Using the records that follow, work out how many lines hold the string "selected" and provide that number only.

·····

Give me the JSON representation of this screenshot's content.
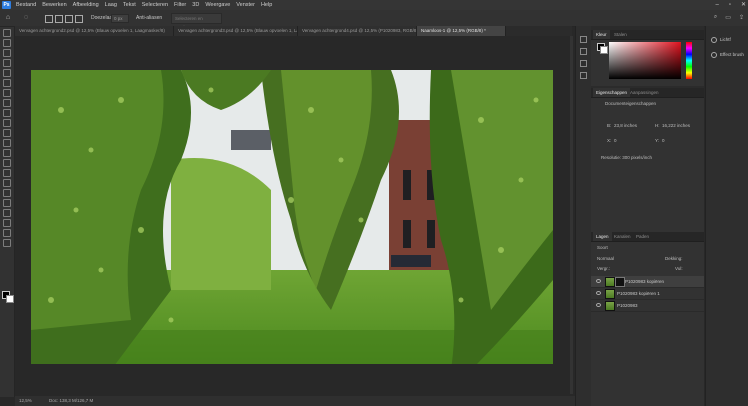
{
  "app": {
    "logo": "Ps"
  },
  "menu": [
    "Bestand",
    "Bewerken",
    "Afbeelding",
    "Laag",
    "Tekst",
    "Selecteren",
    "Filter",
    "3D",
    "Weergave",
    "Venster",
    "Help"
  ],
  "window_controls": [
    "–",
    "▫",
    "✕"
  ],
  "options": {
    "doezelaar_label": "Doezelaar:",
    "doezelaar_value": "0 px",
    "anti_alias_label": "Anti-aliasen",
    "search_placeholder": "Selecteren en maskeren..."
  },
  "tabs": [
    {
      "label": "Vervagen achtergrond2.psd @ 12,5% (Blauw opvoelen 1, Laagmasker/8)",
      "active": false
    },
    {
      "label": "Vervagen achtergrond3.psd @ 12,5% (Blauw opvoelen 1, Laagmasker/8)",
      "active": false
    },
    {
      "label": "Vervagen achtergrond4.psd @ 12,5% (P1020983, RGB/8)",
      "active": false
    },
    {
      "label": "Naamloos-1 @ 12,5% (RGB/8) *",
      "active": true
    }
  ],
  "status": {
    "zoom": "12,5%",
    "doc": "Doc: 138,3 M/126,7 M"
  },
  "color_panel": {
    "tabs": [
      "Kleur",
      "Stalen"
    ]
  },
  "properties_panel": {
    "tabs": [
      "Eigenschappen",
      "Aanpassingen"
    ],
    "doc_label": "Documenteigenschappen",
    "w_label": "B:",
    "w_value": "23,8 inches",
    "h_label": "H:",
    "h_value": "16,222 inches",
    "x_label": "X:",
    "x_value": "0",
    "y_label": "Y:",
    "y_value": "0",
    "resolution": "Resolutie: 300 pixels/inch"
  },
  "layers_panel": {
    "tabs": [
      "Lagen",
      "Kanalen",
      "Paden"
    ],
    "kind_filter": "Soort",
    "blend_mode": "Normaal",
    "opacity_label": "Dekking:",
    "lock_label": "Vergr.:",
    "fill_label": "Vul:",
    "layers": [
      {
        "name": "P1020983 kopiëren",
        "selected": true
      },
      {
        "name": "P1020983 kopiëren 1",
        "selected": false
      },
      {
        "name": "P1020983",
        "selected": false
      }
    ]
  },
  "libraries_panel": {
    "items": [
      "Lichtf",
      "Effect brush"
    ]
  },
  "colors": {
    "accent": "#2d7de0",
    "bg": "#282828"
  }
}
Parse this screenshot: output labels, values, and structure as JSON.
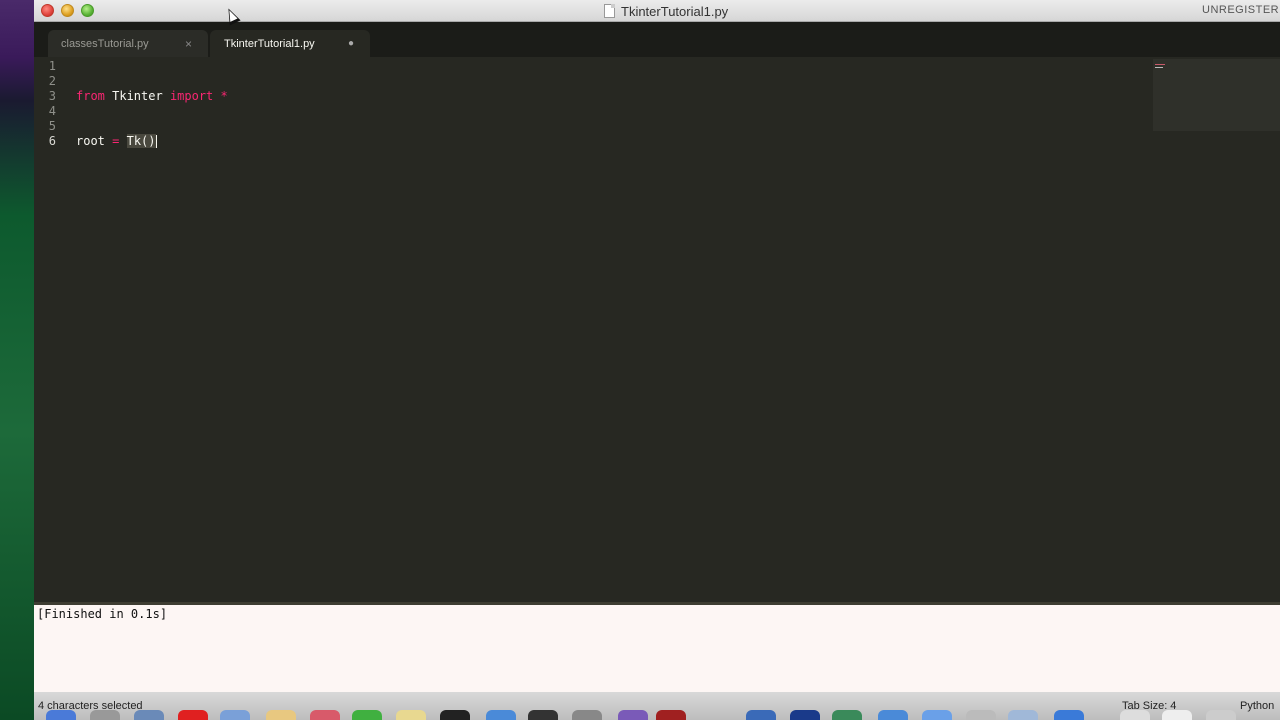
{
  "window": {
    "title": "TkinterTutorial1.py",
    "registration_notice": "UNREGISTERED"
  },
  "tabs": [
    {
      "label": "classesTutorial.py",
      "control": "×",
      "active": false
    },
    {
      "label": "TkinterTutorial1.py",
      "control": "●",
      "active": true
    }
  ],
  "editor": {
    "line_numbers": [
      "1",
      "2",
      "3",
      "4",
      "5",
      "6"
    ],
    "current_line": "6",
    "lines": {
      "l3": {
        "kw1": "from",
        "mod": " Tkinter ",
        "kw2": "import",
        "star": " *"
      },
      "l6": {
        "var": "root",
        "op": " = ",
        "call": "Tk()"
      }
    }
  },
  "output": {
    "text": "[Finished in 0.1s]"
  },
  "statusbar": {
    "selection": "4 characters selected",
    "tab_size": "Tab Size: 4",
    "syntax": "Python"
  },
  "colors": {
    "editor_bg": "#272822",
    "keyword": "#f92672",
    "text": "#f8f8f2",
    "gutter": "#8f908a"
  }
}
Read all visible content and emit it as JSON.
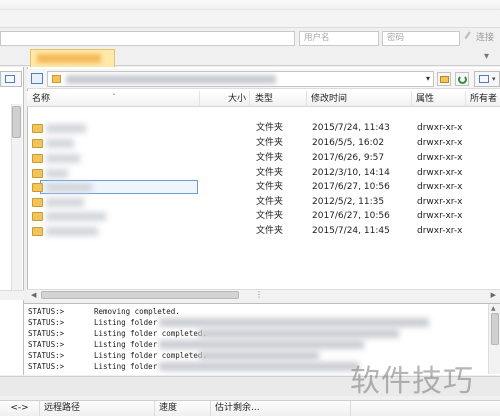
{
  "top": {
    "username_placeholder": "用户名",
    "password_placeholder": "密码",
    "connect_label": "连接"
  },
  "remote": {
    "columns": {
      "name": "名称",
      "size": "大小",
      "type": "类型",
      "modified": "修改时间",
      "perms": "属性",
      "owner": "所有者"
    },
    "rows": [
      {
        "type": "文件夹",
        "date": "2015/7/24, 11:43",
        "perm": "drwxr-xr-x"
      },
      {
        "type": "文件夹",
        "date": "2016/5/5, 16:02",
        "perm": "drwxr-xr-x"
      },
      {
        "type": "文件夹",
        "date": "2017/6/26, 9:57",
        "perm": "drwxr-xr-x"
      },
      {
        "type": "文件夹",
        "date": "2012/3/10, 14:14",
        "perm": "drwxr-xr-x"
      },
      {
        "type": "文件夹",
        "date": "2017/6/27, 10:56",
        "perm": "drwxr-xr-x"
      },
      {
        "type": "文件夹",
        "date": "2012/5/2, 11:35",
        "perm": "drwxr-xr-x"
      },
      {
        "type": "文件夹",
        "date": "2017/6/27, 10:56",
        "perm": "drwxr-xr-x"
      },
      {
        "type": "文件夹",
        "date": "2015/7/24, 11:45",
        "perm": "drwxr-xr-x"
      }
    ]
  },
  "log": {
    "lines": [
      {
        "label": "STATUS:>",
        "text": "Removing completed."
      },
      {
        "label": "STATUS:>",
        "text": "Listing folder"
      },
      {
        "label": "STATUS:>",
        "text": "Listing folder completed."
      },
      {
        "label": "STATUS:>",
        "text": "Listing folder"
      },
      {
        "label": "STATUS:>",
        "text": "Listing folder completed."
      },
      {
        "label": "STATUS:>",
        "text": "Listing folder"
      }
    ]
  },
  "queue": {
    "arrows": "<->",
    "remote_path": "远程路径",
    "speed": "速度",
    "eta": "估计剩余..."
  },
  "watermark": "软件技巧"
}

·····

▸ SOLUTION:
4